- Track it. A portable GPS navigation system will help you get where you're going, making it easy to find gas stations or restaurants along the way. Traffic-enabled devices can warn of roadway congestion, and all units should something.
- Kid prep. If you're driving with kids, make sure you pack enough smart snacks, water, games, videos/DVDs, and music to keep them occupied during your journey.
- Traveling with pets. Be sure to secure your pets, either with a harness and seat belts or by placing them in a crate. Animals can be dangerous distractions when driving and physical threat in an accident, should they travel about the vehicle or escape onto a busy motorway. Bring water, food, toys, leash and cleanup supplies - you never know.
- Be patient. During busy travel times, expect to hit traffic. It may make sense to drive late at night or early in the morning to avoid the rush and ensure you get to your destination on time and with minimal stress. A GPS device with traffic information and an exit guide can help you navigate around congestion and help find desired pit stop location.
- Don't be distracted. Cell phones and driving don't mix, so if you need to send a message or make a call, hand your phone to a passenger or pull over. It's not worth risking your life or others on the road.
- Buckle up. Always use your seat belts, make sure children are properly secured in a car seat and are seated in the rear seats if they are under 13.
- Watch for weather. If you're driving in wintery weather, make sure you clear off the snow and ice for better visibility, allow for longer braking distances, and reduce your speed.

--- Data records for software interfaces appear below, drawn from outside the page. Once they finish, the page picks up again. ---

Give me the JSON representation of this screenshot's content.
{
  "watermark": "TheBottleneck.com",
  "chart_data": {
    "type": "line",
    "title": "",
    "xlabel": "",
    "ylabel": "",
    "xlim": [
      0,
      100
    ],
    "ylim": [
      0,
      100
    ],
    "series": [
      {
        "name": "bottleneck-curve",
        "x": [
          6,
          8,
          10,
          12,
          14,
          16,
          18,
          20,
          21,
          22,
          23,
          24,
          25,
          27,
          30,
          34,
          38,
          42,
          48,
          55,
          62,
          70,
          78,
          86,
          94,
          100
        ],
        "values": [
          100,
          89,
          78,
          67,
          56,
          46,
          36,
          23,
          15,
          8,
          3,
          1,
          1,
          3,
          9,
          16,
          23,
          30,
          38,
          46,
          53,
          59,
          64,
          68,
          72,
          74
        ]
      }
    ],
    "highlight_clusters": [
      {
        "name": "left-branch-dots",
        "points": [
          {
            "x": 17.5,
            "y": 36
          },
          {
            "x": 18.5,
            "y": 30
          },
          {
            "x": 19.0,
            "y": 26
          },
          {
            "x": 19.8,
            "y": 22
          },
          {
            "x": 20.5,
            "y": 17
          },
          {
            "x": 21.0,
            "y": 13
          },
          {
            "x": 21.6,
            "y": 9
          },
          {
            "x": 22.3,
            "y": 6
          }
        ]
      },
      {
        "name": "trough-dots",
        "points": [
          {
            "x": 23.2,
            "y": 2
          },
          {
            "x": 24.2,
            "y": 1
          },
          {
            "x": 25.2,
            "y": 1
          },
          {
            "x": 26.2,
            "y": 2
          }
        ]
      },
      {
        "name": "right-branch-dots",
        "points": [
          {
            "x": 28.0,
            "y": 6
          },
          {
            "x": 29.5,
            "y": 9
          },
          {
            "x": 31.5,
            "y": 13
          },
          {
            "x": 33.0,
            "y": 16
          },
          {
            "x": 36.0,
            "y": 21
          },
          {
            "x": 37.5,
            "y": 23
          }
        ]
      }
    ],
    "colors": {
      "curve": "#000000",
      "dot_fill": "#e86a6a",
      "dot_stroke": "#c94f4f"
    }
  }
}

- Keep control. There could be a variety of scenarios on the road, but if you stay calm and be prepared you can get through any challenge.
Safety First, Turkey Second!
In the U.S., Thanksgiving is the peak day for cooking fires, 90 percent of which are caused by unattended cooking.
Ten Tips to Avoid Thanksgiving Day Disaster
- Stay in the kitchen if you are frying, grilling, or broiling food and keep a fire extinguisher handy. If you leave the kitchen even for a short period of time, turn off the stove.
- If you are simmering, baking, roasting, or boiling food, check it regularly, remain in the home while food is cooking, and use a timer to remind you that you're cooking.
- Clean cooking surfaces on a regular basis to prevent grease build up.
- Keep anything that can catch fire - potholders, wooden utensils, food wrappers, towels or curtains - away from your stovetop.
- Make sure your sleeves are out of the way when cooking. Wear tighter fitting clothing with shorter sleeves.
- Have a "kid-free zone" of at least 3 feet around the stove and areas where hot food or drink is prepared or carried.
- Never hold a child while cooking, drinking or carrying hot food or liquids.
- Turn the handles of pots and pans on the stove inward to avoid accidents.
- Smoke alarms save lives. Install a smoke alarm near your kitchen, on each level of your home, near sleeping areas, and inside and outside bedrooms if you sleep with the doors closed. Use the test button to check it each month. Replace all batteries at least once a year.
- If you are deep frying your turkey, before filling your fryer with oil, take into account how much the oil level will rise with the turkey in the fryer to prevent overspill. Also make sure the turkey is completely thawed in the refrigerator for 3 days. Frying a frozen turkey will splatter violently.
Wishing your a safe and happy Thanksgiving from all of us here at Alder & Cox Insurance!